  • IMG_1363Two slices of fresh white bread, for example, Merita or Claussen’s brand. Do not use any bread that claims to have whole wheat as an ingredient.
  • One preferably warm, just picked home-grown tomato. If you don’t have this growing in your garden, it would be OK to buy a tomato from a farmer’s market. Do not use Mountain Pride, Roma or any tasteless type of tomato bred for shelf life which is all you will find in grocery stores. My favorite is Rutgers; most “heirloom” varieties such as Brandywine are not acidic enough. Beefsteak will work.
  • Hellmans Mayonnaise; at least two tablespoons; the more, the better.
  • Salt and black pepper; LOTS of salt.
  • Two fresh eggs, preferably just laid with dark yellow yolks. If you have your own chickens you will occasionally get a double-yolked egg which is ideal.

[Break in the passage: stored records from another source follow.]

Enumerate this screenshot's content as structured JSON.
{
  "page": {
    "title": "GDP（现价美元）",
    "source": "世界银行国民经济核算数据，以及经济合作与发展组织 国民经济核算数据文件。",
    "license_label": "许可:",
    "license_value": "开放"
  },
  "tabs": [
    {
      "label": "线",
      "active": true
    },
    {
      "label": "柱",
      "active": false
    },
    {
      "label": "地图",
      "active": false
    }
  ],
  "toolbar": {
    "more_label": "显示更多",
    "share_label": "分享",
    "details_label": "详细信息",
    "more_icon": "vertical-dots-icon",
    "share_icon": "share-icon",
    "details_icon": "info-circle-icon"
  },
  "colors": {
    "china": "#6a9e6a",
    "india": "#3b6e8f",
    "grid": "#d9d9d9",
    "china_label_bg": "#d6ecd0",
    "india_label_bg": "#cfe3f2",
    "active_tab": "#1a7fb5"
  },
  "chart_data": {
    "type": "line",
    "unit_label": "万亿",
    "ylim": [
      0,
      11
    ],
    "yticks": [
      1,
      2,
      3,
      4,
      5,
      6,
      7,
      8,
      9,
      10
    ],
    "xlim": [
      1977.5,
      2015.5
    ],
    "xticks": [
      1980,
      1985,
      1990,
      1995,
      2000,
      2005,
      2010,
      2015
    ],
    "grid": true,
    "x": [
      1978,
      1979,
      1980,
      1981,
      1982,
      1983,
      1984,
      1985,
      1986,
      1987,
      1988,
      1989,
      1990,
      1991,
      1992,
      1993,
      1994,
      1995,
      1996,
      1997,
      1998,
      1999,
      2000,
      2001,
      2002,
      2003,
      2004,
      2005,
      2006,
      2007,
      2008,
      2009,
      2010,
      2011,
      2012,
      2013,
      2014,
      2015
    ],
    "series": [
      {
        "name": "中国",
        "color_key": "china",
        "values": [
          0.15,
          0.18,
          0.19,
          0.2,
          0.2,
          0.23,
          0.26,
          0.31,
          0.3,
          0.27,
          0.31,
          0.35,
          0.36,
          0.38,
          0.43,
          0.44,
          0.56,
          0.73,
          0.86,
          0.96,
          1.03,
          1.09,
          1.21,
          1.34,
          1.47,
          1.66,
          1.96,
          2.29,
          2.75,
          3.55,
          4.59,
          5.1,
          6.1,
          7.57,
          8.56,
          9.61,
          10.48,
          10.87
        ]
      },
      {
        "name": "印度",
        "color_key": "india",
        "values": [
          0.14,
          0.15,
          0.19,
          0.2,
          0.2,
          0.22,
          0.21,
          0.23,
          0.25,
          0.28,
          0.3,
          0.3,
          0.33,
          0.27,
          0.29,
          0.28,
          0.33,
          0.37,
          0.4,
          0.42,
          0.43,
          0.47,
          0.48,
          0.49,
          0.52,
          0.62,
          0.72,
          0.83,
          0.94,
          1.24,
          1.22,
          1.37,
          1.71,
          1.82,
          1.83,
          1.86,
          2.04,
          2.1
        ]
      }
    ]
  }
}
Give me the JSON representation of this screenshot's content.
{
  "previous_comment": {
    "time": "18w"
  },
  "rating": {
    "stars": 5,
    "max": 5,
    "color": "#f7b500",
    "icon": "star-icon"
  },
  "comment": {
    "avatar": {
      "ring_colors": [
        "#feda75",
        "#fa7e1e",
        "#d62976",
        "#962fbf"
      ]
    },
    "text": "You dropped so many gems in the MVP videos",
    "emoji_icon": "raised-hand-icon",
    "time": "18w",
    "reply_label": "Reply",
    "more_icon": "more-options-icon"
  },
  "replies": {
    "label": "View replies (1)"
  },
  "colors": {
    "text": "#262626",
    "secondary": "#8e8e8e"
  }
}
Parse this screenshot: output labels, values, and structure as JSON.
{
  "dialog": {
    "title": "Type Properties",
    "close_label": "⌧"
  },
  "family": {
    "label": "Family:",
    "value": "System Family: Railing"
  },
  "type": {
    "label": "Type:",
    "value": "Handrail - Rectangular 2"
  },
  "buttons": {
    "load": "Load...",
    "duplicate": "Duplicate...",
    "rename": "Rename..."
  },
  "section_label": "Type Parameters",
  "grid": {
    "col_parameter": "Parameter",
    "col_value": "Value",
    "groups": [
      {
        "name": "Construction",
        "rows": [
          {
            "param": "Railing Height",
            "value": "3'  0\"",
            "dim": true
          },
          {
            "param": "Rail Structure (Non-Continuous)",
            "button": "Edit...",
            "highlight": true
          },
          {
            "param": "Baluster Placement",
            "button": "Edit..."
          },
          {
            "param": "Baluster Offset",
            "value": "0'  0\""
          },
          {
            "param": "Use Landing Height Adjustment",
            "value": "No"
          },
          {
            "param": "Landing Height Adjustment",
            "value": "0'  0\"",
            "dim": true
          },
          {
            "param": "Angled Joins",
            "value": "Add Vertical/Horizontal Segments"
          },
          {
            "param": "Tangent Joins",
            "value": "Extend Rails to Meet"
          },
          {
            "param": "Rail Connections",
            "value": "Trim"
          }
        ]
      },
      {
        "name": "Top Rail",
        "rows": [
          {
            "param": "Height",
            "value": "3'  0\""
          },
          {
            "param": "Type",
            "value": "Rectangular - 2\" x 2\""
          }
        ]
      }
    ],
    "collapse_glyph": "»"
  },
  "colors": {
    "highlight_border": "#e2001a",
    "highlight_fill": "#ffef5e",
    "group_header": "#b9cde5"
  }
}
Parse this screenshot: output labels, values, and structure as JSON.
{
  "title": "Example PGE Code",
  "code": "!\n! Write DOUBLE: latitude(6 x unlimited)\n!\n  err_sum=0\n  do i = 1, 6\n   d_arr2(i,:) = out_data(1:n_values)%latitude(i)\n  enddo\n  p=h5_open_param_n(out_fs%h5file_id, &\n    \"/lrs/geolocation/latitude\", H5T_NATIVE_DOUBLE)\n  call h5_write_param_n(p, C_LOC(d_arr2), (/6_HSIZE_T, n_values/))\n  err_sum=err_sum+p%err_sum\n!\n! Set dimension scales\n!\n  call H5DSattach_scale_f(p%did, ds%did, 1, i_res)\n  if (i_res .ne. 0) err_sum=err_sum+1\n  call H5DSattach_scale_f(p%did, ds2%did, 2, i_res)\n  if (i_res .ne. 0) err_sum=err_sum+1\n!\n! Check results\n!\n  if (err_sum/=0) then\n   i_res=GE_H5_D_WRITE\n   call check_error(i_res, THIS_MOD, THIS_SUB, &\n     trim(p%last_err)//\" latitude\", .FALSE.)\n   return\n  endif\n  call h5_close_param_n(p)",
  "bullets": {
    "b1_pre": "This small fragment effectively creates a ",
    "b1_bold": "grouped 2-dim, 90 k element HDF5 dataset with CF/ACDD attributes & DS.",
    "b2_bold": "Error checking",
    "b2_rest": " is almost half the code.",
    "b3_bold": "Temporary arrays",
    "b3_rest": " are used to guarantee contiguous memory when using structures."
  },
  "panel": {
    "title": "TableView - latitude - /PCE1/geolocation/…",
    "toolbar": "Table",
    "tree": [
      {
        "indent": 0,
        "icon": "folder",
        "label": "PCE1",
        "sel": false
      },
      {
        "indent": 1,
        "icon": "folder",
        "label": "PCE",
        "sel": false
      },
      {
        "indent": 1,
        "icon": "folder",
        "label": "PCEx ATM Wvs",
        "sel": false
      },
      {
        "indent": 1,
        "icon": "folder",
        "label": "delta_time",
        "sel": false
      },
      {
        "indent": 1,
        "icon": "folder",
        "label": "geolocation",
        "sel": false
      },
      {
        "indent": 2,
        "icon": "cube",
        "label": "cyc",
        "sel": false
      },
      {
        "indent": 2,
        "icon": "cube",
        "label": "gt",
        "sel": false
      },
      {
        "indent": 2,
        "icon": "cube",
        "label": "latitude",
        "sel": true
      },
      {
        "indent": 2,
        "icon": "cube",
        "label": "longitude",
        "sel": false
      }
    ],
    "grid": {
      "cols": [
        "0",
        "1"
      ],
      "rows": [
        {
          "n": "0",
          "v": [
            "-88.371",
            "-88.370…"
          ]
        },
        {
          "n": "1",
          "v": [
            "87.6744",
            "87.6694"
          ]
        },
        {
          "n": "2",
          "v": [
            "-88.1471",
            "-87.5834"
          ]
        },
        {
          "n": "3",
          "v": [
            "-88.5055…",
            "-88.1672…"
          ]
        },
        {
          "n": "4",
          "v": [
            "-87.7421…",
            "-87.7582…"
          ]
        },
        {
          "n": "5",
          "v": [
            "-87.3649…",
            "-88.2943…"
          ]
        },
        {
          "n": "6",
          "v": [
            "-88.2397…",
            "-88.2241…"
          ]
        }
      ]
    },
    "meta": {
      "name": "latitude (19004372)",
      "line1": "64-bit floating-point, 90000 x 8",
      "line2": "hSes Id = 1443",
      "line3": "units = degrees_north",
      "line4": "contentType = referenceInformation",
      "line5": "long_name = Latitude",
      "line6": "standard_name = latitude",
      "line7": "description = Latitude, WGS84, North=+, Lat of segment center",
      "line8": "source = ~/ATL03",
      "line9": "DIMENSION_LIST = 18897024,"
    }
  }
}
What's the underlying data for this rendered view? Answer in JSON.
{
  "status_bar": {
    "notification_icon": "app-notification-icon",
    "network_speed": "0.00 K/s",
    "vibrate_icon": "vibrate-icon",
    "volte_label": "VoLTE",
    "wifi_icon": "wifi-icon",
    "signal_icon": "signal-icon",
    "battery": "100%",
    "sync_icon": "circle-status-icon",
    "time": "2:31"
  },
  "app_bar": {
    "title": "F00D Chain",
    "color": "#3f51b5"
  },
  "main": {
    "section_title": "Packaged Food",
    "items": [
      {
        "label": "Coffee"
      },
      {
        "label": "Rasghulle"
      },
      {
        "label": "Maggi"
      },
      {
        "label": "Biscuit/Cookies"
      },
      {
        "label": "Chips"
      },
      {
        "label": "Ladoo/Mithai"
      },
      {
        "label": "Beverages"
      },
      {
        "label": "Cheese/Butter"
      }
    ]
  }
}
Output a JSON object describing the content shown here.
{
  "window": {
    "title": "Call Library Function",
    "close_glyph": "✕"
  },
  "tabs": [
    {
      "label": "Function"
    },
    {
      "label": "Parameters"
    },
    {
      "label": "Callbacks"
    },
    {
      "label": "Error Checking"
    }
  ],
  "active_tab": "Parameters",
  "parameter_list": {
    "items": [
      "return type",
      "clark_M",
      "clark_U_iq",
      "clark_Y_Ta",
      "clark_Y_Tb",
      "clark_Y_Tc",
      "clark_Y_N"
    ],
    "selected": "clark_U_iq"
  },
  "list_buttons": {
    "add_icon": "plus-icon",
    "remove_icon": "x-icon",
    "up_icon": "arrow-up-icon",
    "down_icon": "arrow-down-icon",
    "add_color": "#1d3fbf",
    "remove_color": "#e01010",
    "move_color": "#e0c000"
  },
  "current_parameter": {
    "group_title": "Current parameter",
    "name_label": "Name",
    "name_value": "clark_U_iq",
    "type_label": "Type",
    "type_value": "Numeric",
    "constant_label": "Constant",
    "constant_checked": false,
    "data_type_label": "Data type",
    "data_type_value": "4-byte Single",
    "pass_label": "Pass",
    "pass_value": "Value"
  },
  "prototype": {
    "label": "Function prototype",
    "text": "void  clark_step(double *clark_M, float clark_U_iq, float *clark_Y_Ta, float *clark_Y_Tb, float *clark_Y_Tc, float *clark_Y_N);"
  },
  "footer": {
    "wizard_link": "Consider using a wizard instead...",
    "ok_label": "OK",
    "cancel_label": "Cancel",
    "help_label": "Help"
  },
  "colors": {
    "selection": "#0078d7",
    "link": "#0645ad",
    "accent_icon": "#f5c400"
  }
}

Begin with the two untoasted pieces of white bread; if it is not absolutely fresh, or has been refrigerated, microwave for five seconds (both pieces together) or until the bread is soft. Slather at least one heaping tablespoon of mayonnaise on each slice. Have your frying pan medium hot and break your egg (or two) into the pan; being careful to not break the yolk. While they are frying for less than a minute, cut enough thick slices of juicy tomato to go to the edges of one of the bread slices. When this is done (you have to do it quickly; otherwise the eggs will be overcooked), slightly break the yolk(s) with your spatula and flip the eggs and cook the other side for maybe five seconds, depending on how hot the pan is. You want the yolks to be a little runny but not too much.  The perfect sandwich will have a runny yolk that comes to the edge of the bread but not spill out when you bite into it. Sprinkle the tomato slices liberally with salt and black pepper before you put the egg on top of the tomato slices. Cap it with the other slice of bread and eat it while it’s hot with a cold glass of milk.